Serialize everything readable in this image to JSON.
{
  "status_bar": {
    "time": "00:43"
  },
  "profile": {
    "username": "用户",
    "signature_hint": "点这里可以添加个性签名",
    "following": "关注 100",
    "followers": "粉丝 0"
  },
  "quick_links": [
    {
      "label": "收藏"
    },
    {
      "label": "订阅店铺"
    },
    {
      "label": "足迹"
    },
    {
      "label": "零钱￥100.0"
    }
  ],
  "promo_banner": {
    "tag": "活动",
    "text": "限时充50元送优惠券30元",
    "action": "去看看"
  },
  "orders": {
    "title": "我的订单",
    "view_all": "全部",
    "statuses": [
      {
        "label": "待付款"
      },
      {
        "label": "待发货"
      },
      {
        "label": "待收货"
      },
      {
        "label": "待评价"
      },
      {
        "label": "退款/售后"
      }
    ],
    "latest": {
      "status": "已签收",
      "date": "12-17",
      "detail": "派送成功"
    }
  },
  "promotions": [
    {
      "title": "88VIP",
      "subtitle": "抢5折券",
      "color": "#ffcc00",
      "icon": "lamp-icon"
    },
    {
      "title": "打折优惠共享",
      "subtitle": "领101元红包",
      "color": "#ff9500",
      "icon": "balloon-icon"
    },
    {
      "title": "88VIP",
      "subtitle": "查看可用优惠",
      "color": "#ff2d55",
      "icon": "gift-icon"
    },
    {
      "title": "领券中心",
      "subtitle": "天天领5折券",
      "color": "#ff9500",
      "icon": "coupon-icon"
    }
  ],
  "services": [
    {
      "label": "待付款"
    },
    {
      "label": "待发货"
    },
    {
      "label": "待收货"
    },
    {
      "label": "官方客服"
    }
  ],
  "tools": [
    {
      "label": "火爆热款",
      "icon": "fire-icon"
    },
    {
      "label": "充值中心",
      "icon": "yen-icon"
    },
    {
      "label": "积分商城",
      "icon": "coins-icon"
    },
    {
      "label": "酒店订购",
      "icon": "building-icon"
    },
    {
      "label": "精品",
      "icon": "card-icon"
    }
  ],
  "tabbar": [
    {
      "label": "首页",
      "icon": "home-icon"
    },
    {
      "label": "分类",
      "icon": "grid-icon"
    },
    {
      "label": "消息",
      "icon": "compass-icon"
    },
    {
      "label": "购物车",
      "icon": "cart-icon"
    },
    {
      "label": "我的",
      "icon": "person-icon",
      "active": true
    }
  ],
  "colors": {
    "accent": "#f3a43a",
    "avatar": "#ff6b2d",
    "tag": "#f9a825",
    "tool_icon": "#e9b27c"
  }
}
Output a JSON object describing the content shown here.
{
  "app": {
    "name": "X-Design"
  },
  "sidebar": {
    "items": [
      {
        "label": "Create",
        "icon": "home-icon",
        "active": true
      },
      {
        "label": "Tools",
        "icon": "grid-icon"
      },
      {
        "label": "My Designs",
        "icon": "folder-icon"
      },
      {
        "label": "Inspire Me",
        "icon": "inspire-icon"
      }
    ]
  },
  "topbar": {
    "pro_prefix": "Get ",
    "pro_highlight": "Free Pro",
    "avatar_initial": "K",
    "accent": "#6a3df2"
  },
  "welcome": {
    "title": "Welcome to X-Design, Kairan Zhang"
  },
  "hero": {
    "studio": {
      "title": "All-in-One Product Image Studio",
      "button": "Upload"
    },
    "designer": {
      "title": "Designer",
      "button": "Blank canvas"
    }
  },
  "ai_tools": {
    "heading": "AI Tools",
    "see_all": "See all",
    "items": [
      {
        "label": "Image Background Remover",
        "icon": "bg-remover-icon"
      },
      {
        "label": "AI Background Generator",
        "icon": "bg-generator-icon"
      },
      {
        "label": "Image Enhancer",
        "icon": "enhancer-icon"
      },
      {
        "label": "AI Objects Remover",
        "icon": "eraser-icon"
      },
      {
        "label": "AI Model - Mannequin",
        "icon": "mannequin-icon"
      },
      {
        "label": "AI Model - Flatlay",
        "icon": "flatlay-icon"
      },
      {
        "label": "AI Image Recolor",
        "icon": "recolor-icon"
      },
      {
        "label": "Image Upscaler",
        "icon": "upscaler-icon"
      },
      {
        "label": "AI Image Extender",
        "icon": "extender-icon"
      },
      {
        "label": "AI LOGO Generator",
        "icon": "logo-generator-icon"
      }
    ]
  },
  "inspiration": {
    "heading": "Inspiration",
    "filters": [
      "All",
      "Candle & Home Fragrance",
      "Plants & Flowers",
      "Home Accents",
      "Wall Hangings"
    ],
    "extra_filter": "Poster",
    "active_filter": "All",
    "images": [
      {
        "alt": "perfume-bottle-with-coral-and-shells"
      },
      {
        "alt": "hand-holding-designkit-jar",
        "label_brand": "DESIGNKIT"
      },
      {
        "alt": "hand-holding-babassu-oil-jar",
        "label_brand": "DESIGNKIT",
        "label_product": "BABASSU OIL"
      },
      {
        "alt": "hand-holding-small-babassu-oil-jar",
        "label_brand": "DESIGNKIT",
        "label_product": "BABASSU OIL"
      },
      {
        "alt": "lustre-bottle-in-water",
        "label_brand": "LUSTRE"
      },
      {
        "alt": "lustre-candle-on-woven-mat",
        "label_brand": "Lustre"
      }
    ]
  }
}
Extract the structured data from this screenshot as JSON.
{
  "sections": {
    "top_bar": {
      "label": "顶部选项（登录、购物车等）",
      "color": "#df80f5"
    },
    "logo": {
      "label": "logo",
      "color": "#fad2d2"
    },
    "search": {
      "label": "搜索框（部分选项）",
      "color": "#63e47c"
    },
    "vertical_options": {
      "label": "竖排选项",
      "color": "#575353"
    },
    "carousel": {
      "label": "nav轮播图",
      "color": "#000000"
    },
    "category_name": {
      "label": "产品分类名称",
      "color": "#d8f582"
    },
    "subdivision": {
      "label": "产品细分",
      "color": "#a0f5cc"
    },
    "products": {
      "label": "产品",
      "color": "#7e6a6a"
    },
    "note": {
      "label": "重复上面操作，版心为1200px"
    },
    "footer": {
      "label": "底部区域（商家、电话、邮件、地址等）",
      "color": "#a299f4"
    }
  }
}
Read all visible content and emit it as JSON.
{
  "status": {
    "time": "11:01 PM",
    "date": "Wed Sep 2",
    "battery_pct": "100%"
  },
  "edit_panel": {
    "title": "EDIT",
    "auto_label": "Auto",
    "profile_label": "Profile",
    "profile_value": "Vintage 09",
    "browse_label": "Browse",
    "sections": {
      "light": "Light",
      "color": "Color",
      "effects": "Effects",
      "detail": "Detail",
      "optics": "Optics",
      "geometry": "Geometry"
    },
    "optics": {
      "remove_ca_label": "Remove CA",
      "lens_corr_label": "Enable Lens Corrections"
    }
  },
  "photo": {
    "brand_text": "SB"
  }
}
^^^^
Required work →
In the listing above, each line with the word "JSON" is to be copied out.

Answer to this problem →
Serialize everything readable in this image to JSON.
Output a JSON object describing the content shown here.
Extract the structured data from this screenshot as JSON.
Read all visible content and emit it as JSON.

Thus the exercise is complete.